EXERCISE MATERIAL Block Start
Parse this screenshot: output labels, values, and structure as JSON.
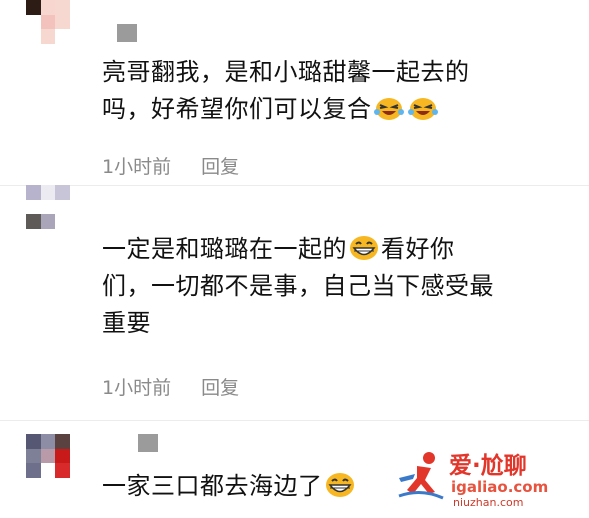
{
  "comments": [
    {
      "text_line1": "亮哥翻我，是和小璐甜馨一起去的",
      "text_line2": "吗，好希望你们可以复合",
      "time": "1小时前",
      "reply": "回复"
    },
    {
      "text_line1": "一定是和璐璐在一起的",
      "text_line1_after": "看好你",
      "text_line2": "们，一切都不是事，自己当下感受最",
      "text_line3": "重要",
      "time": "1小时前",
      "reply": "回复"
    },
    {
      "text_line1": "一家三口都去海边了"
    }
  ],
  "watermark": {
    "title": "爱·尬聊",
    "url": "igaliao.com",
    "url2": "niuzhan.com"
  }
}
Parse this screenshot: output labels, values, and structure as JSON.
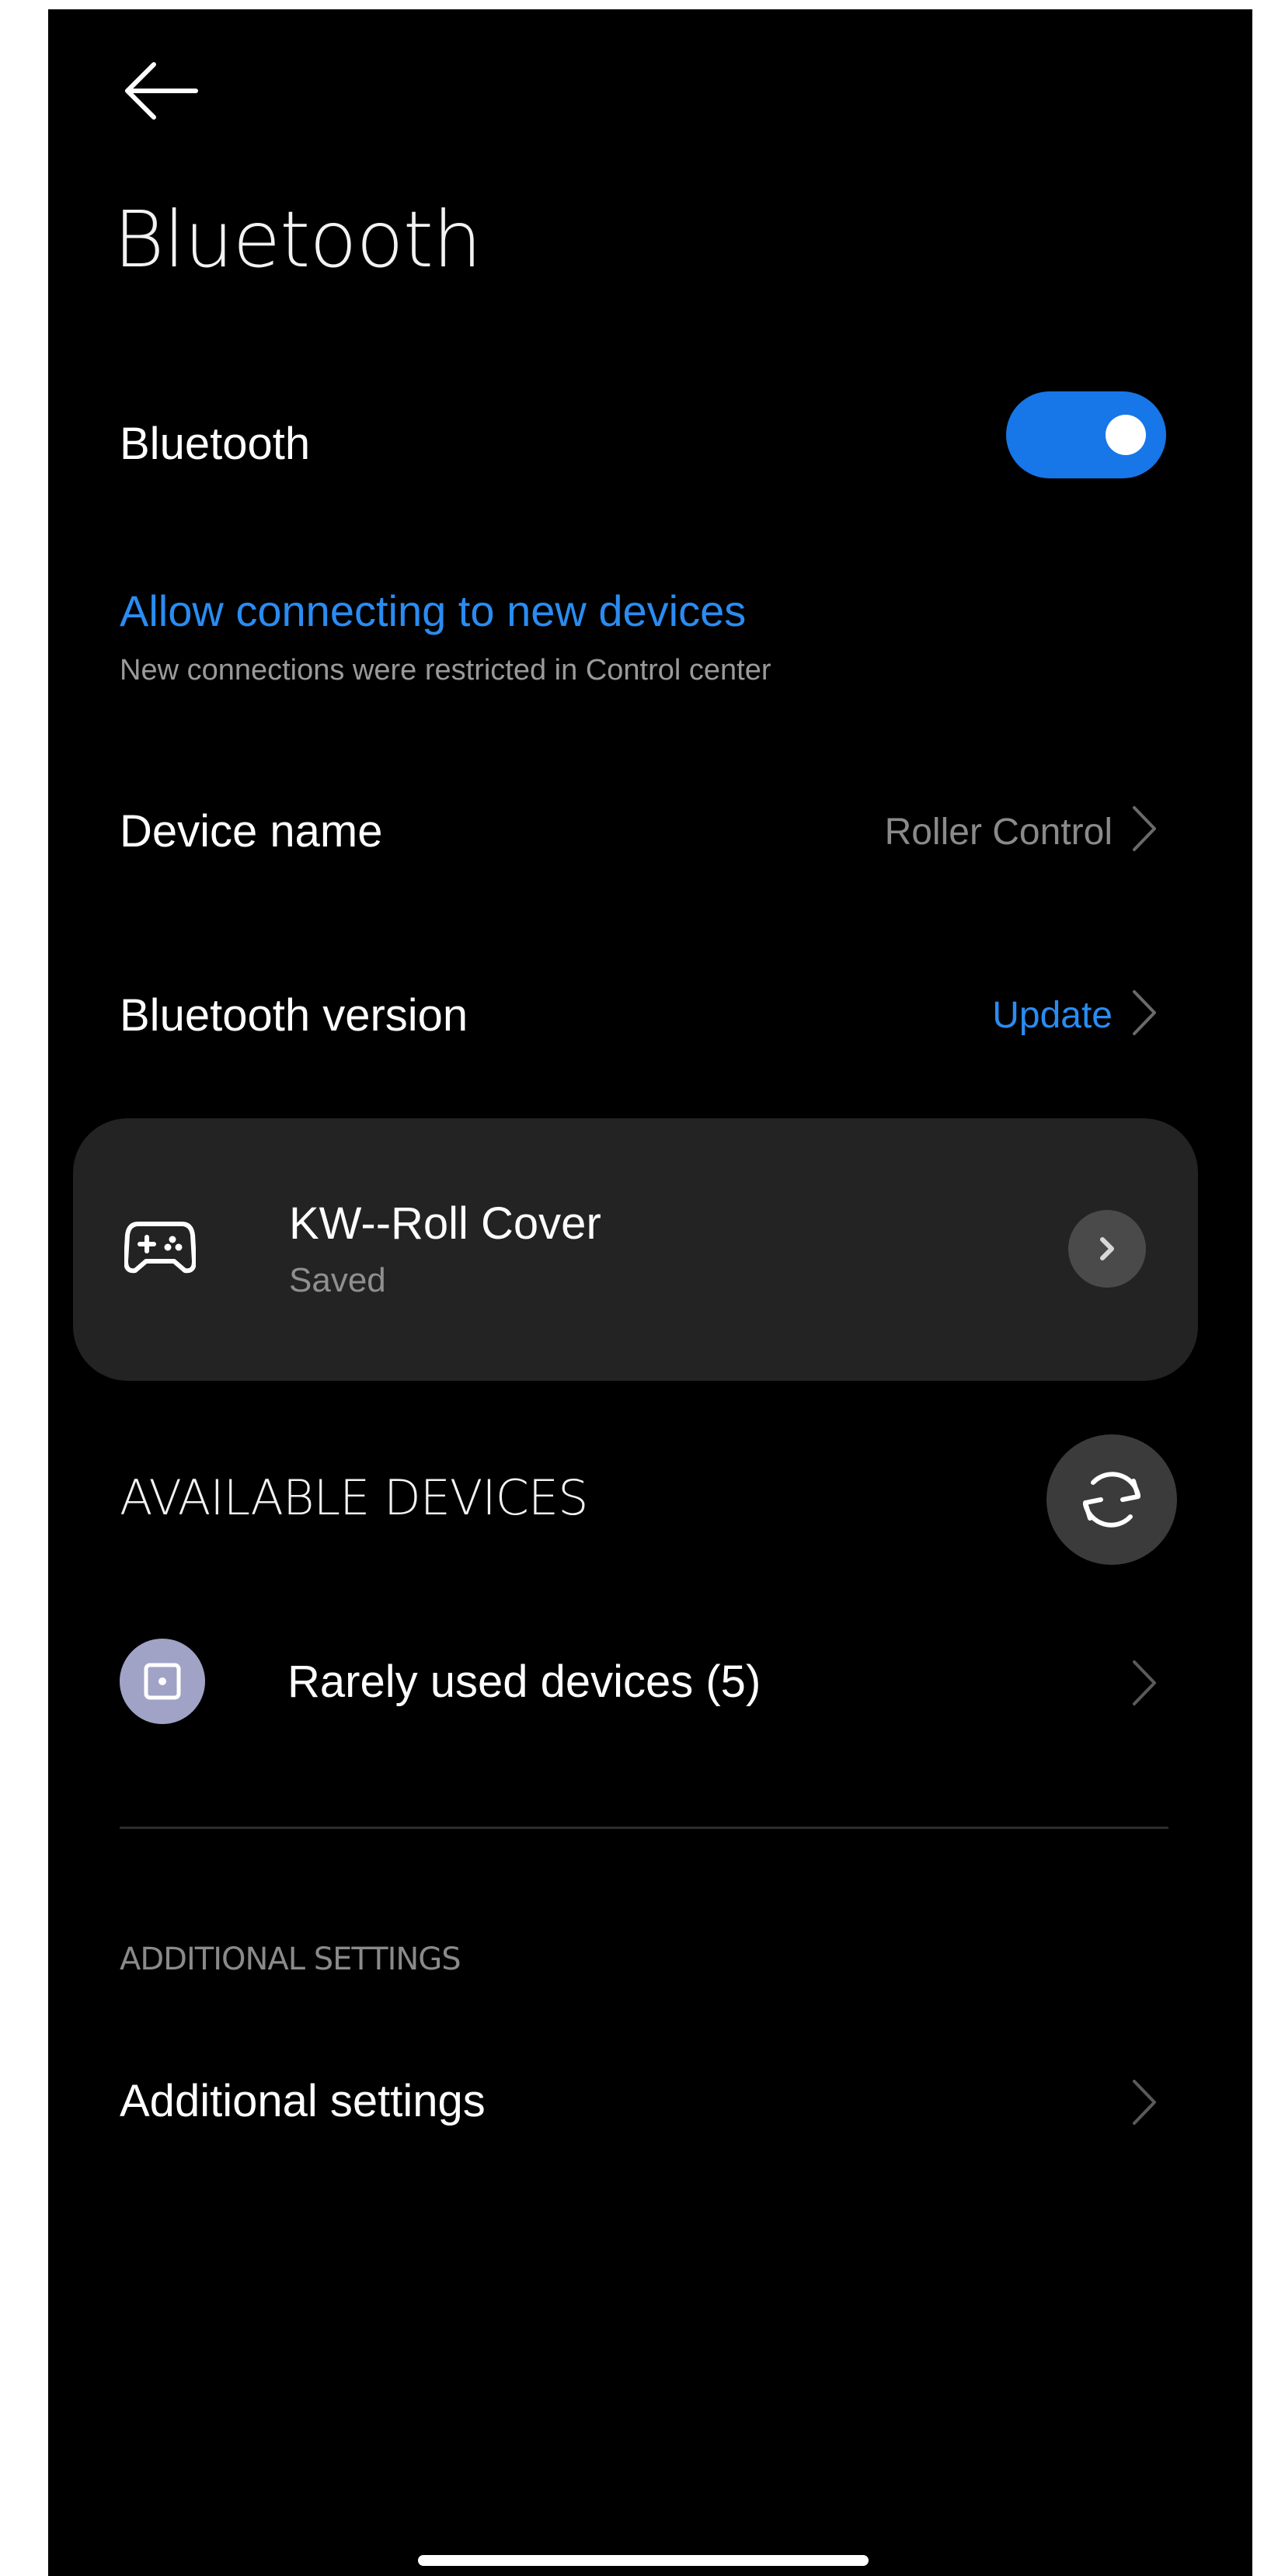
{
  "header": {
    "back_icon": "arrow-left-icon",
    "title": "Bluetooth"
  },
  "bluetooth_toggle": {
    "label": "Bluetooth",
    "enabled": true,
    "accent_color": "#1776e8"
  },
  "allow_connecting": {
    "title": "Allow connecting to new devices",
    "subtitle": "New connections were restricted in Control center",
    "color": "#2a8cf2"
  },
  "device_name": {
    "label": "Device name",
    "value": "Roller Control"
  },
  "bluetooth_version": {
    "label": "Bluetooth version",
    "value": "Update"
  },
  "saved_device": {
    "icon": "gamepad-icon",
    "name": "KW--Roll Cover",
    "status": "Saved"
  },
  "available_devices": {
    "header": "AVAILABLE DEVICES",
    "refresh_icon": "refresh-icon",
    "rarely_used": {
      "icon": "device-box-icon",
      "label": "Rarely used devices (5)",
      "icon_color": "#a0a3c6"
    }
  },
  "additional": {
    "header": "ADDITIONAL SETTINGS",
    "label": "Additional settings"
  }
}
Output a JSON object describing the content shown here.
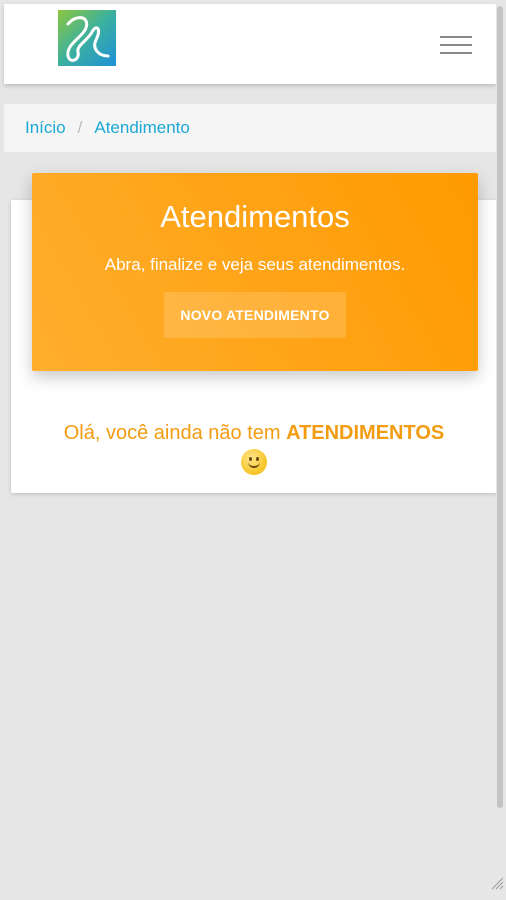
{
  "header": {
    "logo_alt": "logo",
    "menu_icon": "hamburger-menu-icon"
  },
  "breadcrumb": {
    "home_label": "Início",
    "separator": "/",
    "current_label": "Atendimento"
  },
  "hero": {
    "title": "Atendimentos",
    "subtitle": "Abra, finalize e veja seus atendimentos.",
    "button_label": "NOVO ATENDIMENTO"
  },
  "empty_state": {
    "text_prefix": "Olá, você ainda não tem ",
    "text_highlight": "ATENDIMENTOS",
    "emoji_icon": "smiley-icon"
  },
  "colors": {
    "accent_orange": "#ff9a00",
    "link_blue": "#1ba9d4",
    "message_orange": "#f39c12"
  }
}
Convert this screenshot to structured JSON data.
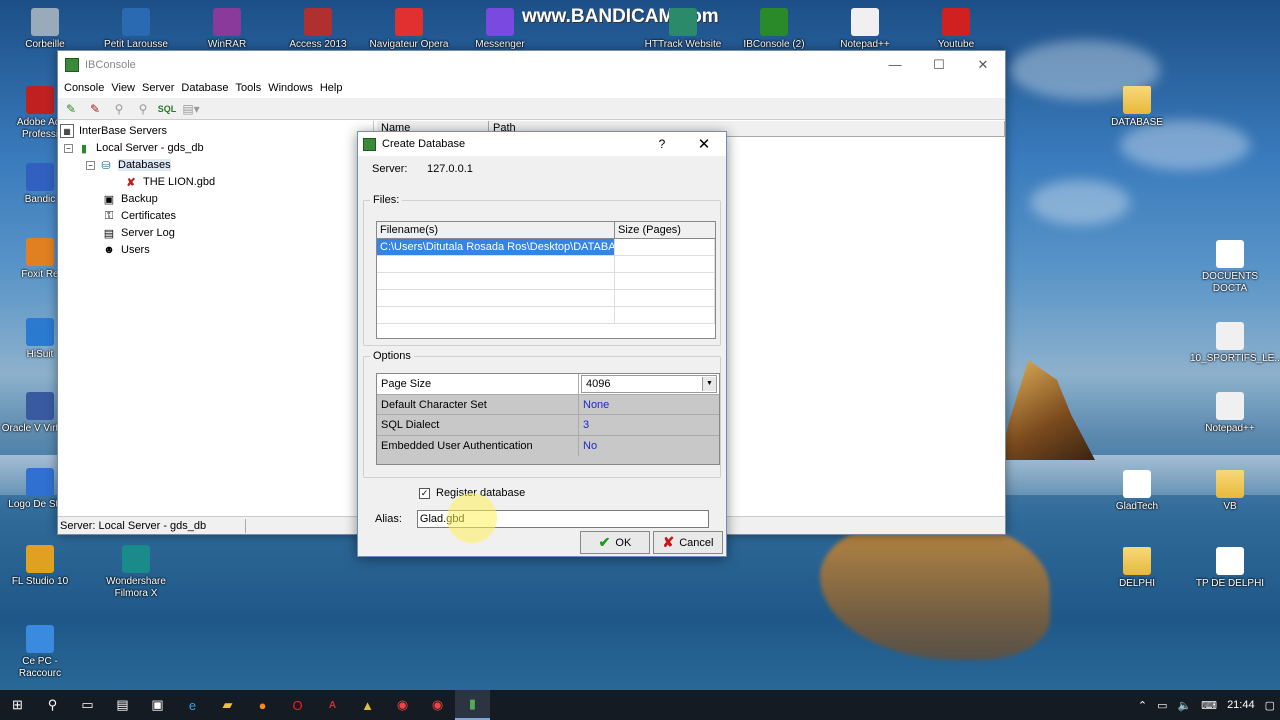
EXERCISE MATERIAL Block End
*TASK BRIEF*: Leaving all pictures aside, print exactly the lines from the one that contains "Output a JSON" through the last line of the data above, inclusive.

*FINISHED EXERCISE*:
Output a JSON object describing the content shown here.
{
  "header": {
    "logo_alt": "logo",
    "menu_icon": "hamburger-menu-icon"
  },
  "breadcrumb": {
    "home_label": "Início",
    "separator": "/",
    "current_label": "Atendimento"
  },
  "hero": {
    "title": "Atendimentos",
    "subtitle": "Abra, finalize e veja seus atendimentos.",
    "button_label": "NOVO ATENDIMENTO"
  },
  "empty_state": {
    "text_prefix": "Olá, você ainda não tem ",
    "text_highlight": "ATENDIMENTOS",
    "emoji_icon": "smiley-icon"
  },
  "colors": {
    "accent_orange": "#ff9a00",
    "link_blue": "#1ba9d4",
    "message_orange": "#f39c12"
  }
}
Convert this screenshot to structured JSON data.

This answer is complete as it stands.